How did the damage on the butterfly's wings came about? Did the bird attack an eye? Unlikely, in view of the symmetry of the damage; the bird must have attacked the butterfly when it had its wings closed. But the butterfly opening its wings, showing the full splendour of the eyes, must have been too much for the bird's gusto. Startled to death, it must have let the butterfly escape. I once saw our cat at home touch a Peacock with wings closed. The butterfly opened its wings suddenly, and our cat jumped 1 meter backwards, from rest!

Just in case you didn't notice: I'm not here...
But although solid evidence about the fucntional aspects of coloration is often lacking, one can surmise some reasonably plausible hypotheses about it. Take for instance avoiding your predator by trying to blend in with your surroundings. The technical term for this is crypsis. Cryptic coloration can certainly explain some patterns observed in butterflies. Look at these examples:
Hipparchia semele - Grayling

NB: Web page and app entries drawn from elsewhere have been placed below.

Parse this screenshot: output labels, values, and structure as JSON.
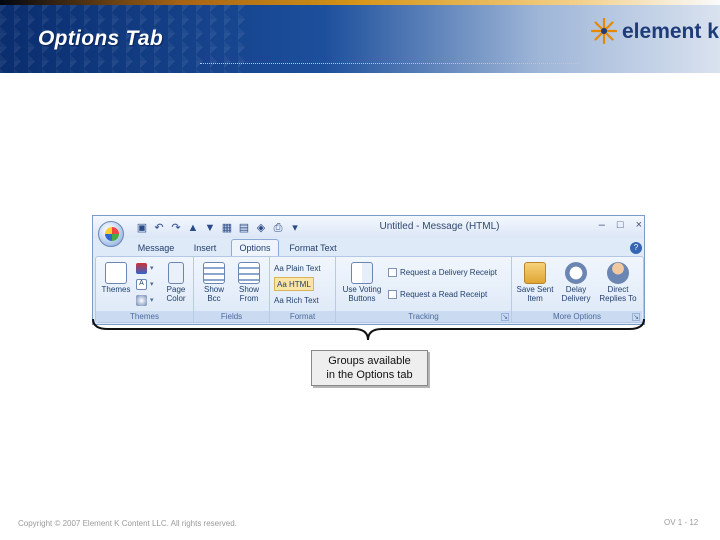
{
  "slide": {
    "title": "Options Tab",
    "brand": "element k",
    "copyright": "Copyright © 2007 Element K Content LLC. All rights reserved.",
    "page_number": "OV 1 - 12"
  },
  "window": {
    "title": "Untitled - Message (HTML)",
    "controls": [
      "–",
      "□",
      "×"
    ],
    "quick_access": [
      "save-icon",
      "undo-icon",
      "redo-icon",
      "up-icon",
      "down-icon",
      "table-icon",
      "picture-icon",
      "attach-icon",
      "print-icon"
    ],
    "tabs": [
      {
        "label": "Message"
      },
      {
        "label": "Insert"
      },
      {
        "label": "Options"
      },
      {
        "label": "Format Text"
      }
    ],
    "active_tab": "Options",
    "help": "?"
  },
  "ribbon": {
    "themes": {
      "label": "Themes",
      "themes_btn": "Themes",
      "page_color": "Page Color"
    },
    "fields": {
      "label": "Fields",
      "show_bcc": "Show Bcc",
      "show_from": "Show From"
    },
    "format": {
      "label": "Format",
      "plain": "Aa Plain Text",
      "html": "Aa HTML",
      "rich": "Aa Rich Text"
    },
    "tracking": {
      "label": "Tracking",
      "use_voting": "Use Voting Buttons",
      "delivery": "Request a Delivery Receipt",
      "read": "Request a Read Receipt"
    },
    "more": {
      "label": "More Options",
      "save_sent": "Save Sent Item",
      "delay": "Delay Delivery",
      "direct": "Direct Replies To"
    }
  },
  "callout": {
    "line1": "Groups available",
    "line2": "in the Options tab"
  },
  "colors": {
    "header_dark": "#0a2d6e",
    "brand": "#1e3c79",
    "ribbon_blue": "#dfeaf8"
  }
}
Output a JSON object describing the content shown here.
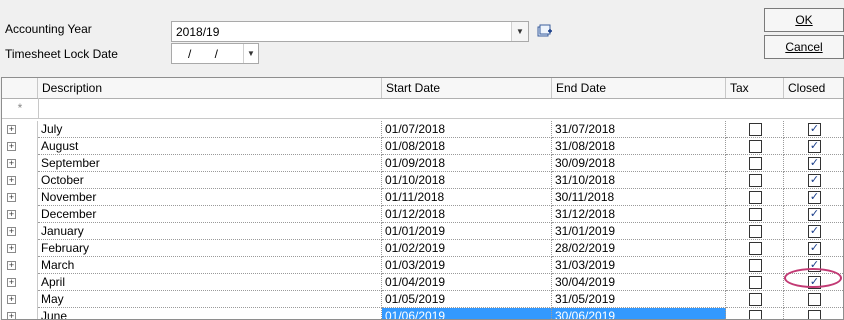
{
  "form": {
    "accounting_year_label": "Accounting Year",
    "accounting_year_value": "2018/19",
    "timesheet_lock_label": "Timesheet Lock Date",
    "timesheet_lock_value": "/ /",
    "ok_label": "OK",
    "cancel_label": "Cancel"
  },
  "grid": {
    "columns": [
      "Description",
      "Start Date",
      "End Date",
      "Tax",
      "Closed"
    ],
    "new_row_marker": "*",
    "rows": [
      {
        "description": "July",
        "start": "01/07/2018",
        "end": "31/07/2018",
        "tax": false,
        "closed": true
      },
      {
        "description": "August",
        "start": "01/08/2018",
        "end": "31/08/2018",
        "tax": false,
        "closed": true
      },
      {
        "description": "September",
        "start": "01/09/2018",
        "end": "30/09/2018",
        "tax": false,
        "closed": true
      },
      {
        "description": "October",
        "start": "01/10/2018",
        "end": "31/10/2018",
        "tax": false,
        "closed": true
      },
      {
        "description": "November",
        "start": "01/11/2018",
        "end": "30/11/2018",
        "tax": false,
        "closed": true
      },
      {
        "description": "December",
        "start": "01/12/2018",
        "end": "31/12/2018",
        "tax": false,
        "closed": true
      },
      {
        "description": "January",
        "start": "01/01/2019",
        "end": "31/01/2019",
        "tax": false,
        "closed": true
      },
      {
        "description": "February",
        "start": "01/02/2019",
        "end": "28/02/2019",
        "tax": false,
        "closed": true
      },
      {
        "description": "March",
        "start": "01/03/2019",
        "end": "31/03/2019",
        "tax": false,
        "closed": true
      },
      {
        "description": "April",
        "start": "01/04/2019",
        "end": "30/04/2019",
        "tax": false,
        "closed": true
      },
      {
        "description": "May",
        "start": "01/05/2019",
        "end": "31/05/2019",
        "tax": false,
        "closed": false
      },
      {
        "description": "June",
        "start": "01/06/2019",
        "end": "30/06/2019",
        "tax": false,
        "closed": false
      }
    ]
  },
  "colors": {
    "selection": "#3399ff",
    "highlight_circle": "#c23a74"
  },
  "icons": {
    "add_year": "add-year-icon",
    "expand": "expand-plus-icon"
  }
}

Pseudochazara anthelea
The Grayling in the photograph on the left is difficult to spot. The effect is greatly enhanced when a big butterfly like the grayling suddenly drops out of flight and settles on the ground! The Grayling in the right photograph is somewhat more conspicuous, but not much.

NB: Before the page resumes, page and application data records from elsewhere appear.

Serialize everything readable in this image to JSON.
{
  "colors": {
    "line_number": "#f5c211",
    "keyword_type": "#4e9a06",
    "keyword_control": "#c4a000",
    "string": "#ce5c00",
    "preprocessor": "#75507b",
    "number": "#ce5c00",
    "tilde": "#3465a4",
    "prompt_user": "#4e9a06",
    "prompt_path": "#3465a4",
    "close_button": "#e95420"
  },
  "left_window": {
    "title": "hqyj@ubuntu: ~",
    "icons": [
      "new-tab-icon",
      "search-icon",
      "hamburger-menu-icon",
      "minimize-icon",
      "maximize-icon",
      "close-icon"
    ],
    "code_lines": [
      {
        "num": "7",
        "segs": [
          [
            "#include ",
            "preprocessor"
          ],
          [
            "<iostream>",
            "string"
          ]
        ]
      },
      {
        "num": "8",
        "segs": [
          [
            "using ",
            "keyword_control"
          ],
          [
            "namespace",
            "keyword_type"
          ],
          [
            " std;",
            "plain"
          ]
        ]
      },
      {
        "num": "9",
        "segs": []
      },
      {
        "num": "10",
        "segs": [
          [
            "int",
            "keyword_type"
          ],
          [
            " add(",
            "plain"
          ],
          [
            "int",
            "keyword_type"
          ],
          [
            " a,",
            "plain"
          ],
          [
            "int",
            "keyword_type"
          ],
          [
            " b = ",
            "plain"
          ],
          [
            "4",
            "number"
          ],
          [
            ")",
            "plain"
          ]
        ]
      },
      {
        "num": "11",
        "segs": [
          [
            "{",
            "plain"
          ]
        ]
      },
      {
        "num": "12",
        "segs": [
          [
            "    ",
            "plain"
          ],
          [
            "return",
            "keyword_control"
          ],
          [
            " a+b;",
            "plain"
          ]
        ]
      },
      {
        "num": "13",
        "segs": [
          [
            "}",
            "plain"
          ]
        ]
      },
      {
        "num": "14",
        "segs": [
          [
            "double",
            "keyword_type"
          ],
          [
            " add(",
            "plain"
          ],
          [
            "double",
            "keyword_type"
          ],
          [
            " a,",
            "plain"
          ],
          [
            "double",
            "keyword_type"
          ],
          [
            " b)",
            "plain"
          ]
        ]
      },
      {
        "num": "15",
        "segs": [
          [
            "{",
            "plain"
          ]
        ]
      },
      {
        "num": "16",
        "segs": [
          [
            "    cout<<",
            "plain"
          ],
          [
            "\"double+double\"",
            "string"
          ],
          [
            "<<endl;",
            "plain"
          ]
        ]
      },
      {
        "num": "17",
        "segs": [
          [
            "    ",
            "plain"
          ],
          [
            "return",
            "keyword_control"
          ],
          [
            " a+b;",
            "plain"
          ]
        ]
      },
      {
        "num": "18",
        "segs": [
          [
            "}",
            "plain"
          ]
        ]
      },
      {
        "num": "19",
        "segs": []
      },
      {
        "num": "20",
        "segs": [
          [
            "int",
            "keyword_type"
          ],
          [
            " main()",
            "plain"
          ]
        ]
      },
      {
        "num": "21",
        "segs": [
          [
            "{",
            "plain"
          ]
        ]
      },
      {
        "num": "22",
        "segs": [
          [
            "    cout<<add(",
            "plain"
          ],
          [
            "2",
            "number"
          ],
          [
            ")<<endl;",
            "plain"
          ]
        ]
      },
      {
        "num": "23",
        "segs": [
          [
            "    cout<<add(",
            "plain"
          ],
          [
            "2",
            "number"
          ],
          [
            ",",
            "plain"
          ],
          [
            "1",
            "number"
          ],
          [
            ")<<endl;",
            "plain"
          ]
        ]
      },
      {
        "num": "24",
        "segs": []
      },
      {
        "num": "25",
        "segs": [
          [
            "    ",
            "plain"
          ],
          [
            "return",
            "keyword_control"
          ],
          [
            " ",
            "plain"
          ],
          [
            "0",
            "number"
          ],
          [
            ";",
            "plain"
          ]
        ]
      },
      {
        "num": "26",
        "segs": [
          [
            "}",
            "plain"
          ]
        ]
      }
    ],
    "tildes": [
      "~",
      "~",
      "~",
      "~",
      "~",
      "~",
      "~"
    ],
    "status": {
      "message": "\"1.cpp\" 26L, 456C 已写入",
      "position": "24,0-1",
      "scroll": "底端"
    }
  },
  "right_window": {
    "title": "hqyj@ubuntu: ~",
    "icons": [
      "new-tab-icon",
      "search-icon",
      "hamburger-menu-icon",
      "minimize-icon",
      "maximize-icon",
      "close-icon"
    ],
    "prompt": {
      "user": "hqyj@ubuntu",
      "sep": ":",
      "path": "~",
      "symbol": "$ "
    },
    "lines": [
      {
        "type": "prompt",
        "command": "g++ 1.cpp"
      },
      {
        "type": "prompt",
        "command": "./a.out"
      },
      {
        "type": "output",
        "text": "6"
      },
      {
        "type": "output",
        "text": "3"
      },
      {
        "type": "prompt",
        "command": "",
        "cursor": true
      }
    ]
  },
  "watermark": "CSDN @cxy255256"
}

As these butterflies rarely if ever expose there uppersides, they are well protected even if they are active. However, some species combine cryptic coloration on the underside with flamboyant colors on the upperside. They will be cryptically protected when at rest, but not when active. Examples are the Peacock above, and the Small Tortoiseshell:
Aglais urticae - Small Tortoiseshell

Does the white band signal presence or absence of its owner?
A white band across the wings is a feature observed in many European butterflies in the families Nymphalidae and Satyridae. Here are some examples:
Limenitis camilla - White Admiral Apatura iris - Purple Emperor
Two butterflies with similar colour pattern, and similar bird-attack marks. Coincidence? My hunch is that this colour pattern is functional in woodland area, the habitat of both species. Both species often rest on branches and leaves, in sunshine. There is often an extreme contrast between full sunshine and deep shadow, as can be seen in the photograph of the White Admiral. To a bird, the white band may every now and then appear as bright patches of sunlight, in effect hiding the butterfly. An alternative explanation is that the white band is the focus of an attack, because of its visibility. This perhaphs better explains why both butterflies exhibit bird attacks marks at the white band! Obviously, to distinguish between the two hypotheses one has to do some delicate experiments....

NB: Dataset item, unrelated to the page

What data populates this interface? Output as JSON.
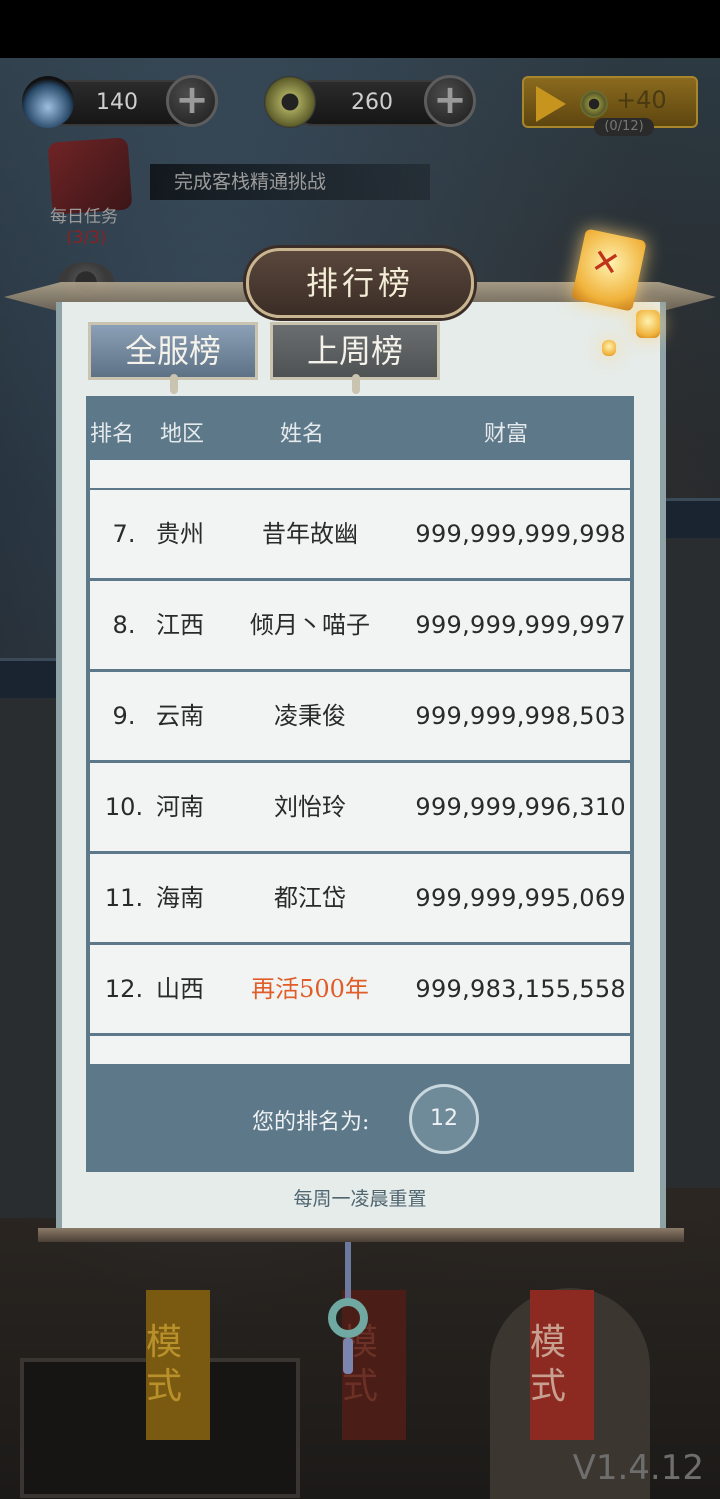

I'm warning you! I taste bloody awful!!
Above we have seen two general strategies: The Greyling aims to distract attention, it aims not to be seen. The hairstreak aims to distract the bird's attention toward the less important wing filaments. The opposite strategy is to attract attention of potential predators, but to fool them at the same time. This strategy is followed by the Peacock, which attracts attention with its eyes, to fool the bird. The strategy of attracting attention is also followed by butterflies that are distasteful. They advertise their distastefulness by so-called aposematic coloration. Aposematic coloration consists in bold patterns of the colors white, red, yellow, black and blue. Here are some examples:
Parnassius apollo
Zerynthia deyrollei
Zygaena fausta Zygaena filipendulae